The Government published the General Scheme of the Protected Disclosures (Amendment) Bill 2021 in July.
The Bill aims to transpose into Irish law the EU Whistleblowing Directive 2019 which seeks to harmonise whistleblowing standards and protection in Europe.
Since 2014, all public sector organisations, regardless of size, were required to have formal protected disclosures procedures in place under the Protected Disclosures Act 2014.
With the EU Whistleblowing Directive, there is now an obligation on all private sector organisations with 50 or more employees to establish formal channels and procedures for their employees to make protected disclosures.
This must be put in place by 17th December 2021 for organisations of 250 employees or more, and by 17th December 2023 for organisations with between 50 and 249 employees.
The new EU Whistleblowing Directive and the new Bill will further enhance the whistleblowers legislation and practices in Ireland.
What are some of the key new updates contained in the Bill?
The extension of the personal scope of the Protected Disclosures Act to volunteers, unpaid trainees, board members, shareholders, and job applicants.
Acknowledge, Follow-Up and Feedback
Employers and prescribed persons designated to receive protected disclosures under the Act will be obliged to:
- Acknowledge receipt of the protected disclosure within 7 days;
- Follow-up diligently on the information contained in the protected disclosure; and
- Provide feedback to the reporting person on the actions taken or envisaged to be taken as follow-up within 3 months.
Protected Disclosures Office
A Protected Disclosures Office will be established within the Office of the Ombudsman, which will:
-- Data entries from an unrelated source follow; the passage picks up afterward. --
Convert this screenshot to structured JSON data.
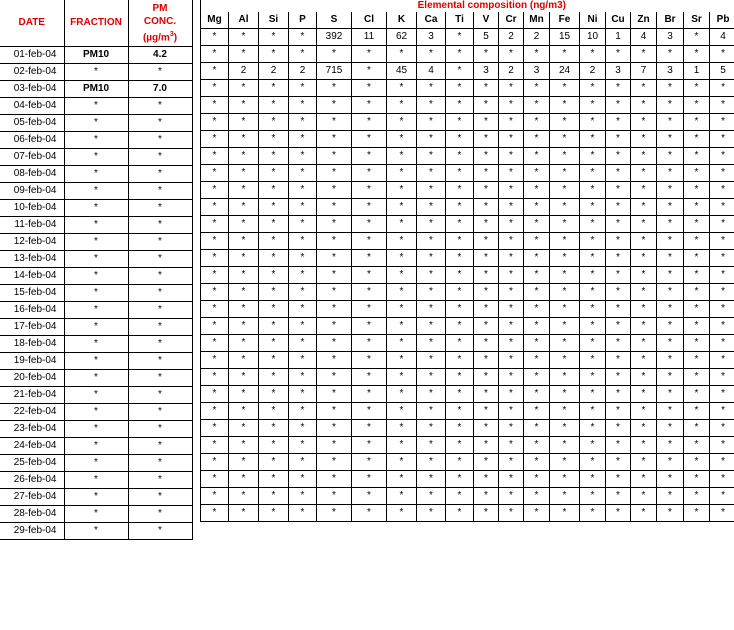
{
  "headers": {
    "date": "DATE",
    "fraction": "FRACTION",
    "pm_conc_line1": "PM",
    "pm_conc_line2": "CONC.",
    "pm_conc_unit": "(µg/m",
    "pm_conc_unit_sup": "3",
    "pm_conc_unit_close": ")",
    "composition_title": "Elemental composition (ng/m3)"
  },
  "elements": [
    "Mg",
    "Al",
    "Si",
    "P",
    "S",
    "Cl",
    "K",
    "Ca",
    "Ti",
    "V",
    "Cr",
    "Mn",
    "Fe",
    "Ni",
    "Cu",
    "Zn",
    "Br",
    "Sr",
    "Pb"
  ],
  "rows": [
    {
      "date": "01-feb-04",
      "fraction": "PM10",
      "conc": "4.2",
      "values": [
        "*",
        "*",
        "*",
        "*",
        "392",
        "11",
        "62",
        "3",
        "*",
        "5",
        "2",
        "2",
        "15",
        "10",
        "1",
        "4",
        "3",
        "*",
        "4"
      ]
    },
    {
      "date": "02-feb-04",
      "fraction": "*",
      "conc": "*",
      "values": [
        "*",
        "*",
        "*",
        "*",
        "*",
        "*",
        "*",
        "*",
        "*",
        "*",
        "*",
        "*",
        "*",
        "*",
        "*",
        "*",
        "*",
        "*",
        "*"
      ]
    },
    {
      "date": "03-feb-04",
      "fraction": "PM10",
      "conc": "7.0",
      "values": [
        "*",
        "2",
        "2",
        "2",
        "715",
        "*",
        "45",
        "4",
        "*",
        "3",
        "2",
        "3",
        "24",
        "2",
        "3",
        "7",
        "3",
        "1",
        "5"
      ]
    },
    {
      "date": "04-feb-04",
      "fraction": "*",
      "conc": "*",
      "values": [
        "*",
        "*",
        "*",
        "*",
        "*",
        "*",
        "*",
        "*",
        "*",
        "*",
        "*",
        "*",
        "*",
        "*",
        "*",
        "*",
        "*",
        "*",
        "*"
      ]
    },
    {
      "date": "05-feb-04",
      "fraction": "*",
      "conc": "*",
      "values": [
        "*",
        "*",
        "*",
        "*",
        "*",
        "*",
        "*",
        "*",
        "*",
        "*",
        "*",
        "*",
        "*",
        "*",
        "*",
        "*",
        "*",
        "*",
        "*"
      ]
    },
    {
      "date": "06-feb-04",
      "fraction": "*",
      "conc": "*",
      "values": [
        "*",
        "*",
        "*",
        "*",
        "*",
        "*",
        "*",
        "*",
        "*",
        "*",
        "*",
        "*",
        "*",
        "*",
        "*",
        "*",
        "*",
        "*",
        "*"
      ]
    },
    {
      "date": "07-feb-04",
      "fraction": "*",
      "conc": "*",
      "values": [
        "*",
        "*",
        "*",
        "*",
        "*",
        "*",
        "*",
        "*",
        "*",
        "*",
        "*",
        "*",
        "*",
        "*",
        "*",
        "*",
        "*",
        "*",
        "*"
      ]
    },
    {
      "date": "08-feb-04",
      "fraction": "*",
      "conc": "*",
      "values": [
        "*",
        "*",
        "*",
        "*",
        "*",
        "*",
        "*",
        "*",
        "*",
        "*",
        "*",
        "*",
        "*",
        "*",
        "*",
        "*",
        "*",
        "*",
        "*"
      ]
    },
    {
      "date": "09-feb-04",
      "fraction": "*",
      "conc": "*",
      "values": [
        "*",
        "*",
        "*",
        "*",
        "*",
        "*",
        "*",
        "*",
        "*",
        "*",
        "*",
        "*",
        "*",
        "*",
        "*",
        "*",
        "*",
        "*",
        "*"
      ]
    },
    {
      "date": "10-feb-04",
      "fraction": "*",
      "conc": "*",
      "values": [
        "*",
        "*",
        "*",
        "*",
        "*",
        "*",
        "*",
        "*",
        "*",
        "*",
        "*",
        "*",
        "*",
        "*",
        "*",
        "*",
        "*",
        "*",
        "*"
      ]
    },
    {
      "date": "11-feb-04",
      "fraction": "*",
      "conc": "*",
      "values": [
        "*",
        "*",
        "*",
        "*",
        "*",
        "*",
        "*",
        "*",
        "*",
        "*",
        "*",
        "*",
        "*",
        "*",
        "*",
        "*",
        "*",
        "*",
        "*"
      ]
    },
    {
      "date": "12-feb-04",
      "fraction": "*",
      "conc": "*",
      "values": [
        "*",
        "*",
        "*",
        "*",
        "*",
        "*",
        "*",
        "*",
        "*",
        "*",
        "*",
        "*",
        "*",
        "*",
        "*",
        "*",
        "*",
        "*",
        "*"
      ]
    },
    {
      "date": "13-feb-04",
      "fraction": "*",
      "conc": "*",
      "values": [
        "*",
        "*",
        "*",
        "*",
        "*",
        "*",
        "*",
        "*",
        "*",
        "*",
        "*",
        "*",
        "*",
        "*",
        "*",
        "*",
        "*",
        "*",
        "*"
      ]
    },
    {
      "date": "14-feb-04",
      "fraction": "*",
      "conc": "*",
      "values": [
        "*",
        "*",
        "*",
        "*",
        "*",
        "*",
        "*",
        "*",
        "*",
        "*",
        "*",
        "*",
        "*",
        "*",
        "*",
        "*",
        "*",
        "*",
        "*"
      ]
    },
    {
      "date": "15-feb-04",
      "fraction": "*",
      "conc": "*",
      "values": [
        "*",
        "*",
        "*",
        "*",
        "*",
        "*",
        "*",
        "*",
        "*",
        "*",
        "*",
        "*",
        "*",
        "*",
        "*",
        "*",
        "*",
        "*",
        "*"
      ]
    },
    {
      "date": "16-feb-04",
      "fraction": "*",
      "conc": "*",
      "values": [
        "*",
        "*",
        "*",
        "*",
        "*",
        "*",
        "*",
        "*",
        "*",
        "*",
        "*",
        "*",
        "*",
        "*",
        "*",
        "*",
        "*",
        "*",
        "*"
      ]
    },
    {
      "date": "17-feb-04",
      "fraction": "*",
      "conc": "*",
      "values": [
        "*",
        "*",
        "*",
        "*",
        "*",
        "*",
        "*",
        "*",
        "*",
        "*",
        "*",
        "*",
        "*",
        "*",
        "*",
        "*",
        "*",
        "*",
        "*"
      ]
    },
    {
      "date": "18-feb-04",
      "fraction": "*",
      "conc": "*",
      "values": [
        "*",
        "*",
        "*",
        "*",
        "*",
        "*",
        "*",
        "*",
        "*",
        "*",
        "*",
        "*",
        "*",
        "*",
        "*",
        "*",
        "*",
        "*",
        "*"
      ]
    },
    {
      "date": "19-feb-04",
      "fraction": "*",
      "conc": "*",
      "values": [
        "*",
        "*",
        "*",
        "*",
        "*",
        "*",
        "*",
        "*",
        "*",
        "*",
        "*",
        "*",
        "*",
        "*",
        "*",
        "*",
        "*",
        "*",
        "*"
      ]
    },
    {
      "date": "20-feb-04",
      "fraction": "*",
      "conc": "*",
      "values": [
        "*",
        "*",
        "*",
        "*",
        "*",
        "*",
        "*",
        "*",
        "*",
        "*",
        "*",
        "*",
        "*",
        "*",
        "*",
        "*",
        "*",
        "*",
        "*"
      ]
    },
    {
      "date": "21-feb-04",
      "fraction": "*",
      "conc": "*",
      "values": [
        "*",
        "*",
        "*",
        "*",
        "*",
        "*",
        "*",
        "*",
        "*",
        "*",
        "*",
        "*",
        "*",
        "*",
        "*",
        "*",
        "*",
        "*",
        "*"
      ]
    },
    {
      "date": "22-feb-04",
      "fraction": "*",
      "conc": "*",
      "values": [
        "*",
        "*",
        "*",
        "*",
        "*",
        "*",
        "*",
        "*",
        "*",
        "*",
        "*",
        "*",
        "*",
        "*",
        "*",
        "*",
        "*",
        "*",
        "*"
      ]
    },
    {
      "date": "23-feb-04",
      "fraction": "*",
      "conc": "*",
      "values": [
        "*",
        "*",
        "*",
        "*",
        "*",
        "*",
        "*",
        "*",
        "*",
        "*",
        "*",
        "*",
        "*",
        "*",
        "*",
        "*",
        "*",
        "*",
        "*"
      ]
    },
    {
      "date": "24-feb-04",
      "fraction": "*",
      "conc": "*",
      "values": [
        "*",
        "*",
        "*",
        "*",
        "*",
        "*",
        "*",
        "*",
        "*",
        "*",
        "*",
        "*",
        "*",
        "*",
        "*",
        "*",
        "*",
        "*",
        "*"
      ]
    },
    {
      "date": "25-feb-04",
      "fraction": "*",
      "conc": "*",
      "values": [
        "*",
        "*",
        "*",
        "*",
        "*",
        "*",
        "*",
        "*",
        "*",
        "*",
        "*",
        "*",
        "*",
        "*",
        "*",
        "*",
        "*",
        "*",
        "*"
      ]
    },
    {
      "date": "26-feb-04",
      "fraction": "*",
      "conc": "*",
      "values": [
        "*",
        "*",
        "*",
        "*",
        "*",
        "*",
        "*",
        "*",
        "*",
        "*",
        "*",
        "*",
        "*",
        "*",
        "*",
        "*",
        "*",
        "*",
        "*"
      ]
    },
    {
      "date": "27-feb-04",
      "fraction": "*",
      "conc": "*",
      "values": [
        "*",
        "*",
        "*",
        "*",
        "*",
        "*",
        "*",
        "*",
        "*",
        "*",
        "*",
        "*",
        "*",
        "*",
        "*",
        "*",
        "*",
        "*",
        "*"
      ]
    },
    {
      "date": "28-feb-04",
      "fraction": "*",
      "conc": "*",
      "values": [
        "*",
        "*",
        "*",
        "*",
        "*",
        "*",
        "*",
        "*",
        "*",
        "*",
        "*",
        "*",
        "*",
        "*",
        "*",
        "*",
        "*",
        "*",
        "*"
      ]
    },
    {
      "date": "29-feb-04",
      "fraction": "*",
      "conc": "*",
      "values": [
        "*",
        "*",
        "*",
        "*",
        "*",
        "*",
        "*",
        "*",
        "*",
        "*",
        "*",
        "*",
        "*",
        "*",
        "*",
        "*",
        "*",
        "*",
        "*"
      ]
    }
  ],
  "colors": {
    "header_red": "#e00000",
    "grid": "#000000",
    "background": "#ffffff"
  }
}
- Receive and redirect, as appropriate, protected disclosures made to prescribed persons under section 7 of the 2014 Act;
- Support Ministers who receive protected disclosures under section 8 of the 2014 Act by carrying out an initial assessment of the disclosure and making recommendations as regards actions for follow-up; and
- In cases where there is no alternative suitable authority follow-up directly on disclosures referred to the office.
Burden of Proof
There is a reversal of the burden of proof in cases concerning penalisation of whistleblowers at the WRC and the courts. This means that it will be assumed that the alleged penalisation has occurred because of the worker making a protected disclosure and it will be the responsibility of the employer to prove otherwise i.e. the burden of proof will be on the employer.
“Relevant wrongdoing” is being widened to include breaches of EU law in certain areas such as financial services, product safety, food safety and public health.
Personal and interpersonal grievances are specifically excluded, and these should be raised through the grievance or respect and dignity at work procedure.
Penalisation is being expanded to include acts such as a negative performance assessment or employment reference and a psychiatric or medical referral.
There will be no requirement for employers to progress anonymous protected disclosures.
Next Steps / Deadlines
The EU Whistleblowers Directive and the transposition of it into Irish law will require organisations to update their existing policies and procedures and, for those private sector organisations with 250 or more employees that now are covered under the law, to create new protected disclosures policies and procedures and channels for reporting, assessing, investigating, giving feedback etc. by 17th December 2021.